Fiber-reinforced composites: Fiber-reinforced composites are extensively used in mechanical engineering for their high strength and lightweight properties. Carbon fiber composites, in particular, have gained popularity in aerospace, automotive, and marine applications. Carbon fibers provide exceptional strength and stiffness, making them ideal for load-bearing structures. These composites are employed in aircraft components, sports equipment, and even in the chassis of high-performance cars to reduce weight while maintaining structural integrity.

Polymer matrix composites: Polymer matrix composites, such as Fiberglass Reinforced Plastics (FRP), are widely utilized in mechanical engineering for their corrosion resistance and ease of manufacturing. FRP composites find applications in chemical processing equipment, marine structures, and automotive components. The versatility of polymer composites allows for tailoring properties to meet specific engineering requirements [4,5].

Advancements in manufacturing techniques: The manufacturing processes for composite materials have witnessed significant advancements, enabling the production of complex and customized components. Traditional methods like hand lay-up and autoclave curing are still prevalent, but new techniques have emerged to enhance efficiency and reduce production costs.
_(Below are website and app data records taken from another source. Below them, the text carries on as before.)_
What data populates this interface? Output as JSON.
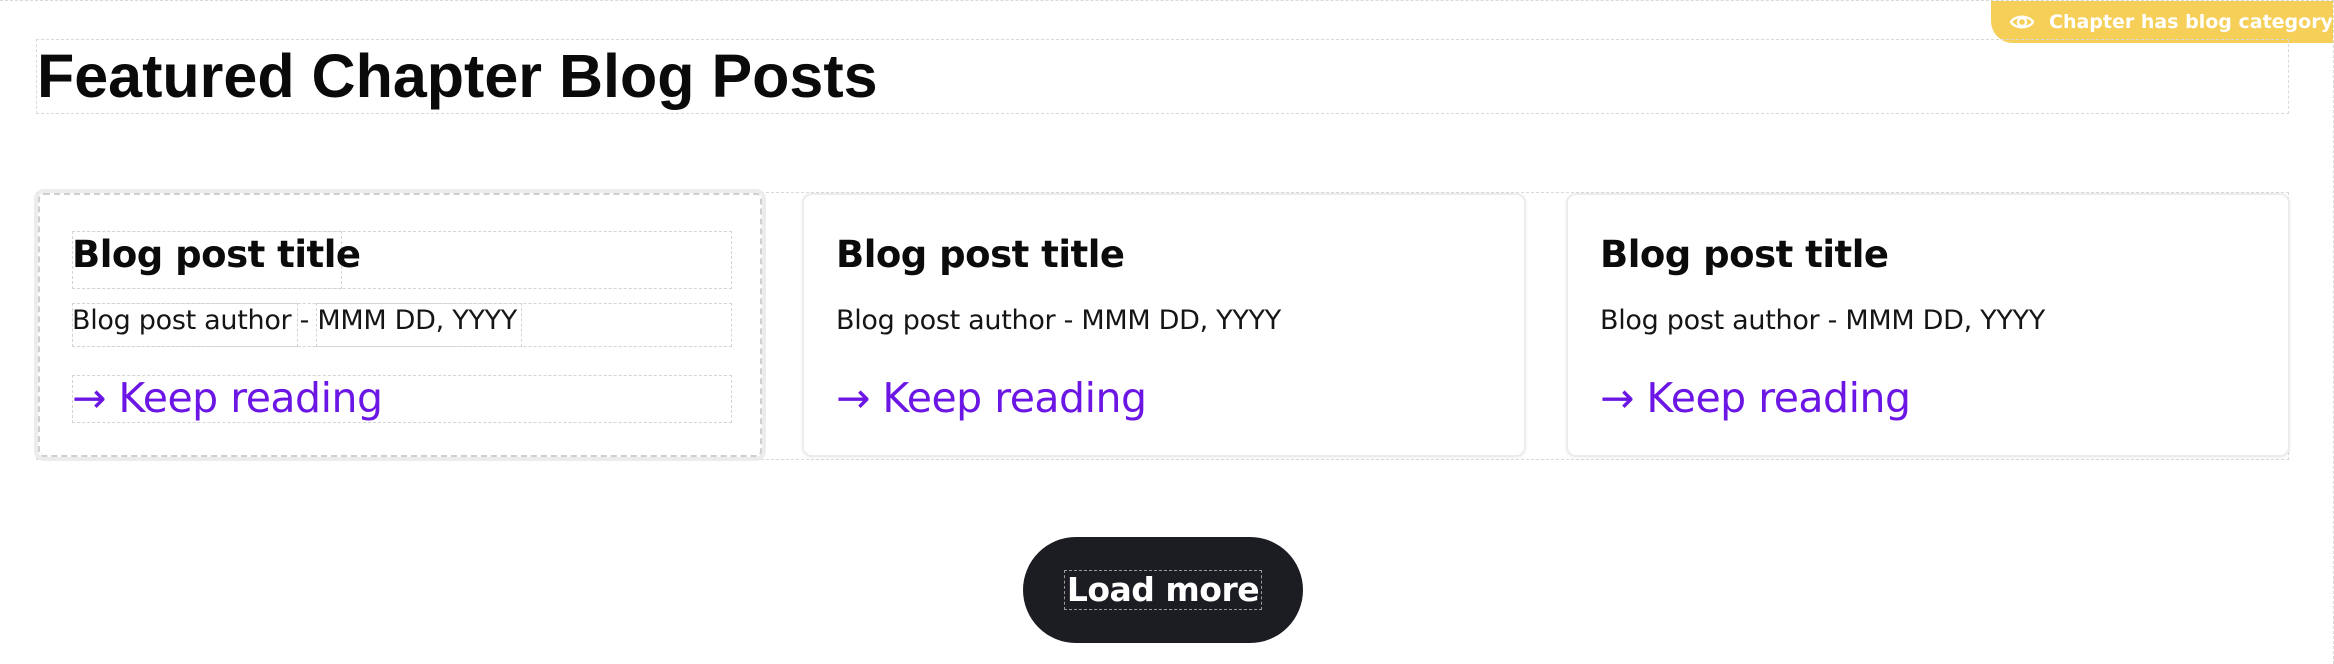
{
  "badge": {
    "label": "Chapter has blog category",
    "icon": "eye-icon",
    "color": "#f5cf58"
  },
  "section": {
    "heading": "Featured Chapter Blog Posts"
  },
  "posts": [
    {
      "title": "Blog post title",
      "author": "Blog post author",
      "separator": "-",
      "date": "MMM DD, YYYY",
      "link": "→ Keep reading"
    },
    {
      "title": "Blog post title",
      "meta": "Blog post author - MMM DD, YYYY",
      "link": "→ Keep reading"
    },
    {
      "title": "Blog post title",
      "meta": "Blog post author - MMM DD, YYYY",
      "link": "→ Keep reading"
    }
  ],
  "load_more": {
    "label": "Load more",
    "bg_color": "#1c1d22"
  },
  "colors": {
    "link": "#6b16e5",
    "text": "#111111"
  }
}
Additive manufacturing (3D Printing): Additive manufacturing, or 3D printing, has revolutionized the production of complex composite structures. This technique allows for the layer-by-layer deposition of materials, enabling the creation of intricate designs with minimal waste. In mechanical engineering, 3D printing is employed to produce composite parts with tailored properties, reducing material consumption and lead times [6].

Automated Fiber Placement (AFP) and Automated Tape Layup (ATL): Automated Fiber Placement and Automated Tape Layup are robotic manufacturing processes used for laying continuous fibers onto a mold to create composite structures. These automated methods ensure precise fiber placement, reducing human error and increasing production efficiency. AFP and ATL are commonly used in aerospace applications for manufacturing large, high-performance composite components [7].

Resin Transfer Molding (RTM) and vacuum infusion: Resin Transfer Molding and Vacuum Infusion are processes used for manufacturing composite components with high fiber volume fractions. These techniques involve injecting resin into a mold containing reinforcing fibers, ensuring complete impregnation. RTM and Vacuum Infusion are employed in producing large and complex composite structures with high strength and low weight.

Structural applications in mechanical engineering

The unique combination of properties offered by composite materials makes them suitable for various structural applications in mechanical engineering.

Aerospace engineering: Composite materials play a crucial role in aerospace engineering, where reducing weight without compromising structural integrity is paramount. Aircraft components such as wings, fuselage sections, and interior structures often incorporate carbon fiber composites to achieve high strength and stiffness while minimizing overall weight. This results in improved fuel efficiency and performance [8].

Automotive engineering: In the automotive industry, composite materials are used to design lightweight yet robust components. Carbon fiber-reinforced composites are employed in the manufacturing of body panels, chassis components, and interior parts. The reduced weight contributes to enhanced fuel efficiency and better overall vehicle performance.

Renewable energy: Composite materials find applications in the renewable energy sector, particularly in wind turbine blades. The lightweight and durable nature of composites, such as fiberglass and carbon fiber, make them ideal for constructing long and efficient blades that withstand the forces exerted by wind. This contributes to the overall efficiency and reliability of wind energy systems [9].

Civil engineering and infrastructure: In civil engineering, composite materials are increasingly used for infrastructure applications. Fiber-Reinforced Polymers (FRP) are employed in the rehabilitation of bridges, strengthening of concrete structures, and seismic retrofitting. These materials offer high strength, corrosion resistance, and durability, contributing to the longevity of civil infrastructure [10].